Apple users joked today that the company was deliberately slowing down current devices with a new security update just weeks before the new iPhone 14 is released.

The jovial claims, which technology experts insist are false, come ahead of the anticipated release of the model which Apple is expected to reveal on September 7.

And they follow Apple disclosing serious security vulnerabilities for iPhones, iPads and Macs that could potentially allow attackers to take complete control of them.

Billions of Apple users were today urged to update their devices after the firm revealed it was ‘aware of a report that this issue may have been actively exploited’.

But some joked that it wants ‘to slow down old models because iPhone 14 is coming out’ and their device will then ‘be unusably slow, forcing me to buy a new iPhone’.

A further Twitter user said: ‘Yes, time to push that f***ing update and slow down every one. Yearly refresh cycle is near now that new iPhone is coming.’ 

Another added: ‘Apple make me die, apparently there is a serious security issue with all iPhones, that is unless of course you buy the new iPhone 14 coming next month.’

But mobile security expert Tom Davison told MailOnline that the impact on battery life of such ‘minor security’ updates should ‘generally be non-existent or negligible’.

David Calder, co-founder of cybersecurity firm Adarma, said if any issues affecting performance are identified from the new update, another update would be issued. 

Mr Davison and Mr Calder were among a chorus of experts who insisted Apple users should update all their affected devices – including the iPhone 6S and later models.

The update also covers several models of the iPad , including the 5th generation and later, all iPad Pros, the iPad Mini 4 and later and the iPad Air 2 and later.

The iOS 15.6.1 update also applies to the iPod Touch 7th generation. In addition, Mac computers on MacOS Monterey are affected – with users told to download 12.5.1. 

The issues were found by an anonymous researcher in ‘WebKit’, the browser engine that powers Safari; and ‘Kernel’, which is the core of the operating system. 

Mr Davison, senior director of sales engineering international at mobile security provider Lookout, told MailOnline today: ‘In the case of security fixes, these are being issued for a reason and users should definitely update as soon as possible.

‘Failing to do so leaves you open to known vulnerabilities that an attacker could use to exploit your device. For these minor security updates, the impact to battery life should generally be non-existent or negligible.

‘For major updates, Apple has previously acknowledged that battery usage may temporarily increase for around 48 hours or so before settling to normal patterns.

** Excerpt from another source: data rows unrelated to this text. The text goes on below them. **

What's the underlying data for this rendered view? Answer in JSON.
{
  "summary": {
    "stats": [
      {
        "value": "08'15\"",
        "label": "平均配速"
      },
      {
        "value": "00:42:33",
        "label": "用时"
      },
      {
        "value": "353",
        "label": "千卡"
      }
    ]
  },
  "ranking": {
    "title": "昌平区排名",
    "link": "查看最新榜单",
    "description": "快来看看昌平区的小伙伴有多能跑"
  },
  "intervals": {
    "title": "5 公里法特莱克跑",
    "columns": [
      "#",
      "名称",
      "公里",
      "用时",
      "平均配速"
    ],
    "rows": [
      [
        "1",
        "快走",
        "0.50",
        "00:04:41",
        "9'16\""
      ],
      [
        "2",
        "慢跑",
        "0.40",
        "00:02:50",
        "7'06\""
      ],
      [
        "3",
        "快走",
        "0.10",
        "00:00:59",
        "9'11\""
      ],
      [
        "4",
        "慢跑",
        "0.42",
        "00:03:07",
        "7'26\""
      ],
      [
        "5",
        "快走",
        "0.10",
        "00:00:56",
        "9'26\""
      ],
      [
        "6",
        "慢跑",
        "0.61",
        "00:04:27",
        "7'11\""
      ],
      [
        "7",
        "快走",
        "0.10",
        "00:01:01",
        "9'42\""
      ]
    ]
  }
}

‘To get the latest security updates, users have to go to the latest version of iOS for their iPhone, so there really is no option but to install the latest software if you want to stay protected. 

‘Over time, any new features and functionality in iOS may increase demands on the battery, and the iPhone battery itself has a finite lifetime.

‘Just like with any computer, the iPhone hardware will eventually need an update to run the latest and greatest features, but that shouldn’t stop users from downloading the latest patches to stay safe.’

Experts also say that the biggest drain on a phone’s speed is often from the number of photos, videos or apps on someone’s device, and is rarely related to software.

They also say that the best way to stay safe online is to ensure your device has all the latest software updates, to avoid having problems in the future with any bugs.

Apple released two security reports about the issue on Wednesday, and they have now received more widespread attention

The iOS update is not required for older operating systems such as macOS Cataline and Big Sur. 

But Apple also released a separate update to Safari 15.6.1 for these two macOS systems, saying ‘processing maliciously crafted web content may lead to arbitrary code execution’ and it ‘may have been actively exploited’.

And Mr Calder told MailOnline: ‘Apple’s announcement of the need to update the operating system software for iPhone, Mac, and iPad to fix two serious zero-day vulnerabilities highlights the importance for users to ensure that all their devices are updated with the latest software.

‘To make the process easier, people can enable their device to perform automatic updates so that vulnerabilities are addressed as soon as a fix is released.

‘Prevention is always better than cure; Apple will have conducted extensive testing before issuing these fixes, so if there are issues that affect the performance of a users’ phone whilst applying the patches, further updates will be available.

‘The seriousness of these vulnerabilities means it is best to apply the updates as soon as they have been released.’

Apple has not yet commented about the vulnerabilities further than the security update notice it issued on Wednesday.

It declined to give an on-the-record denial to MailOnline about claims that its update would intentionally slow down phones, but there is no suggestion that this is true. 

This content was originally published here.